The Plight of Squatters
Thousands of families are sleeping in the open, atop the rubble of what used to be their homes. The roads are lined with people pushing jury-rigged carts piled high with the things they could salvage from the onslaught.
Devastation, deprivation and hardship: It's a common snapshot of the Third World.
But why are these people living in misery? In India and Zimbabwe, they are not refugees from an armed conflict or a drought or a sudden natural disaster. Instead they are the victims of organized demolition drives, prepared, funded and coordinated by the governments of the two countries -- political pogroms directed against squatters.
In India, a dogged campaign in Mumbai in December and January flattened 45,000 squatter homes and left 200,000 people homeless.
In Zimbabwe, a similar operation in June smashed tens of thousands of homes in Harare, the capital, and several other cities, and left 200,000 without shelter.
Mumbai's putsch was intended to clear land, while Harare's may have had a political slant to it, as squatters have tended to vote against the ruling party. But both governments offered the same rationale for the demolitions: that these unsightly and unsanitary areas were retarding development and restraining investment.
Local leaders of India's Congress Party asserted that their action was part of a plan to transform Mumbai into a Shanghai -- a city open for construction and high-tech growth. In Africa, Robert Mugabe, Zimbabwe's ruler, named his demolition plan Operation Murambatsvina, meaning that it was designed to get rid of rubbish.
Every day close to 200,000 people leave their ancestral homes in rural regions and move to the cities. It is estimated that there are about a billion squatters in the world today -- almost one in six humans on the planet. The best guess is that by 2030, the number of squatters will double. And by 2050 there will be 3 billion squatters -- better than one-third of the people on Earth.
Who are these illegal citizens? The vast majority are simply people who came to the city in search of a job, needed an affordable place to live and, not being able to find it on the private market, built it for themselves on land that wasn't theirs. For them, squatting is a family value.
Most of their communities start in mud -- acres of shanties without water, sewers or sanitation. But the squatters improve their houses one wall at a time, going from mud and stick to concrete and brick. Eventually, they make all four walls fully modern. Then they start on new projects -- perhaps a second story, or better windows, or even securing water or electricity.

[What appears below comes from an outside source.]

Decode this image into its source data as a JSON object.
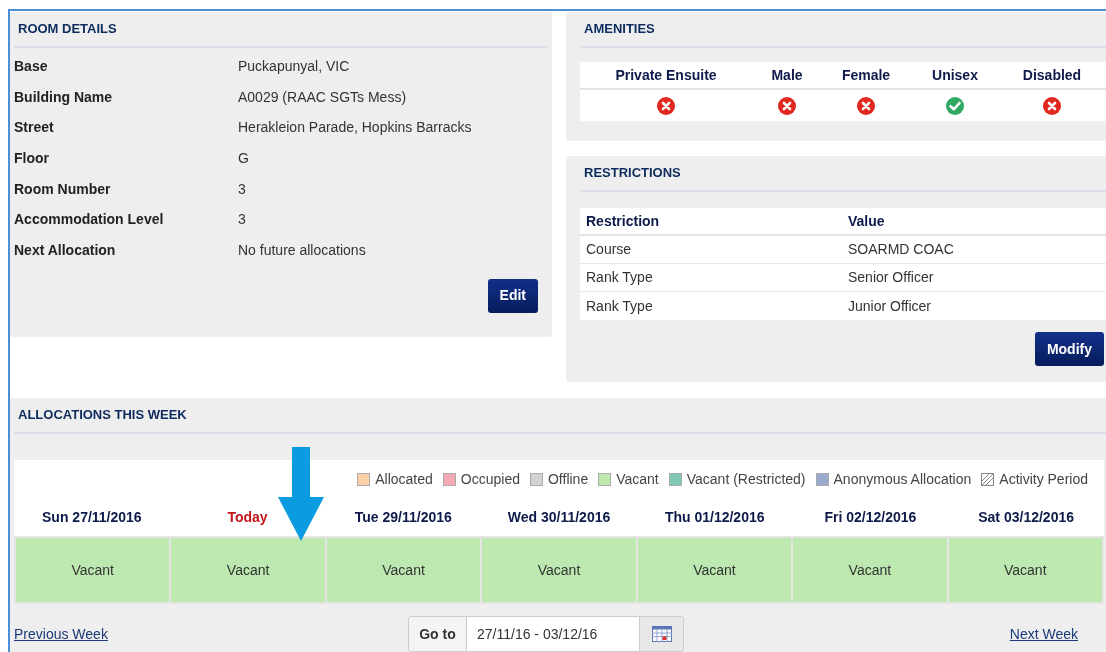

I spent two years living in squatter communities across the developing world, and I know how hard the squatters work to establish their neighborhoods and improve their homes. If the governments of India and Zimbabwe ran water mains to their communities, the squatters would figure out how to tap into them to get water to each house. If Mumbai and Harare installed sewer pipes, the squatters would build toilets with proper plumbing and streets with good drainage. If global nonprofits invested in power lines, the squatters would wire their communities and pay to let there be light on their streets and in their homes.
There is no mud hut utopia. But if society won't build for the mass of people, don't they have a right to build for themselves? If they are creating their own homes and improving them over time, then isn't there something good -- at least potentially -- about a community without water and sanitation and sewers? And shouldn't those of us in the comfortable classes stop complaining about conditions in the shantytowns and instead recognize squatters as impromptu activists who are building the cities of tomorrow?
Recent reports from Zimbabwe have been harrowing.
The fate of Mthulisi Ndiweni and his family is typical. After their home was flattened, they braved the cold for two weeks, then sought shelter in a church. But the government evicted them from this refuge and sent them to a temporary transit camp.
Finally, they were trucked to a remote rural village and dumped at a shopping center. The police told them they would be killed if they tried to return to the city.
Anna Tibaijuka, executive director of U.N.-Habitat, the United Nations agency that deals with housing, went to Zimbabwe on a fact-finding mission and issued a harshly critical report. Secretary of State Condoleezza Rice and World Bank chief Paul Wolfowitz labeled the events a tragedy.
Their words are welcome. But policy changes are far more important, for other countries are poised to follow similar demolition strategies. Malawi, for instance, has warned squatters in Lilongwe, its capital, that it is prepared to use force to drive them from their homes.
Forget structural adjustments, privatization and free markets. It's time to invest in the basics: water, sewers and sanitation. And here's another item that will resonate with people in every country of the developing world: Export a new component of freedom -- the freedom to build.
Robert Neuwirth is the author of "Shadow Cities: A Billion Squatters, a New Urban World."